- **WHAT THE TASK ASKS**:
An exact restatement of every record is required.

- **EXTRACTED ENTRIES**:

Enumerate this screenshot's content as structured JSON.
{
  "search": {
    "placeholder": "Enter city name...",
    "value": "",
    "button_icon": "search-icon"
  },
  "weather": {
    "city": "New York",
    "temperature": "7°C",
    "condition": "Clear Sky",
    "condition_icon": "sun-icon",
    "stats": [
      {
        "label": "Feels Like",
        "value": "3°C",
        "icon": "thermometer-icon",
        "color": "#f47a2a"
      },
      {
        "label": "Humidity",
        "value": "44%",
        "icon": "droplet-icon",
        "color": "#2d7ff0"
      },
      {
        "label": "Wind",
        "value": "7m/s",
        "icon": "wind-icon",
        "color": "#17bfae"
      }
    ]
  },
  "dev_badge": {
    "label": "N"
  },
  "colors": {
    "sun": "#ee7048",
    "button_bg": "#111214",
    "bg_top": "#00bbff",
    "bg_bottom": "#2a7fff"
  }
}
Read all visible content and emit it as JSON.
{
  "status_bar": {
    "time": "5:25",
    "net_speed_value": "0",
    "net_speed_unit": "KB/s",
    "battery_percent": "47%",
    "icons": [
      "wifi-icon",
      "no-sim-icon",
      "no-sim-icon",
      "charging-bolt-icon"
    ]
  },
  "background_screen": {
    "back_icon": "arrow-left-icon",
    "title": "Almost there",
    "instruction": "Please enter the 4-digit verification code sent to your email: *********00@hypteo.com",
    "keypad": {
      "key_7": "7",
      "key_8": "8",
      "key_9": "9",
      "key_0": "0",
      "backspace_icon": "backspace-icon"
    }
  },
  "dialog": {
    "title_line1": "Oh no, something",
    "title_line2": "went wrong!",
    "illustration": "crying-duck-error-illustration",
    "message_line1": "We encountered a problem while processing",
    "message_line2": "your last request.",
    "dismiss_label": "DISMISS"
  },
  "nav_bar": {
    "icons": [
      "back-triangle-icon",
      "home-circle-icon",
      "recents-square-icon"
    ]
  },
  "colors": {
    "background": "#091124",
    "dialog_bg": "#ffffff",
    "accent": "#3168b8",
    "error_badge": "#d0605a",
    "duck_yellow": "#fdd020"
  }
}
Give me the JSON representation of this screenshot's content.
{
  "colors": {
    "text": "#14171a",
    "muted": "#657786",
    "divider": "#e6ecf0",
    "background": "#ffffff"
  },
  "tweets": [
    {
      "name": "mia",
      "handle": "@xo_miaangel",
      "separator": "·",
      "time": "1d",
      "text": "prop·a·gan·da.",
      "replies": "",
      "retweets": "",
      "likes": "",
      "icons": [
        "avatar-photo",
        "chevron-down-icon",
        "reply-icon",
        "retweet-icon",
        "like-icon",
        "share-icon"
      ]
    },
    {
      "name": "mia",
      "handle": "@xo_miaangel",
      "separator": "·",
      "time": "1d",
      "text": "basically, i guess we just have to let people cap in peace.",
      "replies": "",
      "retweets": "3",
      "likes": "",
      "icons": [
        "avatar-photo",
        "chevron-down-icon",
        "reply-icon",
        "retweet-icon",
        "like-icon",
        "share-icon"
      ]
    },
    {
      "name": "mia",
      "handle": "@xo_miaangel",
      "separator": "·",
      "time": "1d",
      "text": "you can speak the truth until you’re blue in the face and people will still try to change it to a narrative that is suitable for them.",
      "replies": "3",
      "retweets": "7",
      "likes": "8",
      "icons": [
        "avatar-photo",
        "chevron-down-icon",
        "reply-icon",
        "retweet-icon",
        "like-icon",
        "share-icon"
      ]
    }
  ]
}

- **RESULT OF THIS TASK**:
Enumerate this screenshot's content as structured JSON.
{
  "search": {
    "placeholder": "Enter city name...",
    "value": "",
    "button_icon": "search-icon"
  },
  "weather": {
    "city": "New York",
    "temperature": "7°C",
    "condition": "Clear Sky",
    "condition_icon": "sun-icon",
    "stats": [
      {
        "label": "Feels Like",
        "value": "3°C",
        "icon": "thermometer-icon",
        "color": "#f47a2a"
      },
      {
        "label": "Humidity",
        "value": "44%",
        "icon": "droplet-icon",
        "color": "#2d7ff0"
      },
      {
        "label": "Wind",
        "value": "7m/s",
        "icon": "wind-icon",
        "color": "#17bfae"
      }
    ]
  },
  "dev_badge": {
    "label": "N"
  },
  "colors": {
    "sun": "#ee7048",
    "button_bg": "#111214",
    "bg_top": "#00bbff",
    "bg_bottom": "#2a7fff"
  }
}
Read all visible content and emit it as JSON.
{
  "status_bar": {
    "time": "5:25",
    "net_speed_value": "0",
    "net_speed_unit": "KB/s",
    "battery_percent": "47%",
    "icons": [
      "wifi-icon",
      "no-sim-icon",
      "no-sim-icon",
      "charging-bolt-icon"
    ]
  },
  "background_screen": {
    "back_icon": "arrow-left-icon",
    "title": "Almost there",
    "instruction": "Please enter the 4-digit verification code sent to your email: *********00@hypteo.com",
    "keypad": {
      "key_7": "7",
      "key_8": "8",
      "key_9": "9",
      "key_0": "0",
      "backspace_icon": "backspace-icon"
    }
  },
  "dialog": {
    "title_line1": "Oh no, something",
    "title_line2": "went wrong!",
    "illustration": "crying-duck-error-illustration",
    "message_line1": "We encountered a problem while processing",
    "message_line2": "your last request.",
    "dismiss_label": "DISMISS"
  },
  "nav_bar": {
    "icons": [
      "back-triangle-icon",
      "home-circle-icon",
      "recents-square-icon"
    ]
  },
  "colors": {
    "background": "#091124",
    "dialog_bg": "#ffffff",
    "accent": "#3168b8",
    "error_badge": "#d0605a",
    "duck_yellow": "#fdd020"
  }
}
Give me the JSON representation of this screenshot's content.
{
  "colors": {
    "text": "#14171a",
    "muted": "#657786",
    "divider": "#e6ecf0",
    "background": "#ffffff"
  },
  "tweets": [
    {
      "name": "mia",
      "handle": "@xo_miaangel",
      "separator": "·",
      "time": "1d",
      "text": "prop·a·gan·da.",
      "replies": "",
      "retweets": "",
      "likes": "",
      "icons": [
        "avatar-photo",
        "chevron-down-icon",
        "reply-icon",
        "retweet-icon",
        "like-icon",
        "share-icon"
      ]
    },
    {
      "name": "mia",
      "handle": "@xo_miaangel",
      "separator": "·",
      "time": "1d",
      "text": "basically, i guess we just have to let people cap in peace.",
      "replies": "",
      "retweets": "3",
      "likes": "",
      "icons": [
        "avatar-photo",
        "chevron-down-icon",
        "reply-icon",
        "retweet-icon",
        "like-icon",
        "share-icon"
      ]
    },
    {
      "name": "mia",
      "handle": "@xo_miaangel",
      "separator": "·",
      "time": "1d",
      "text": "you can speak the truth until you’re blue in the face and people will still try to change it to a narrative that is suitable for them.",
      "replies": "3",
      "retweets": "7",
      "likes": "8",
      "icons": [
        "avatar-photo",
        "chevron-down-icon",
        "reply-icon",
        "retweet-icon",
        "like-icon",
        "share-icon"
      ]
    }
  ]
}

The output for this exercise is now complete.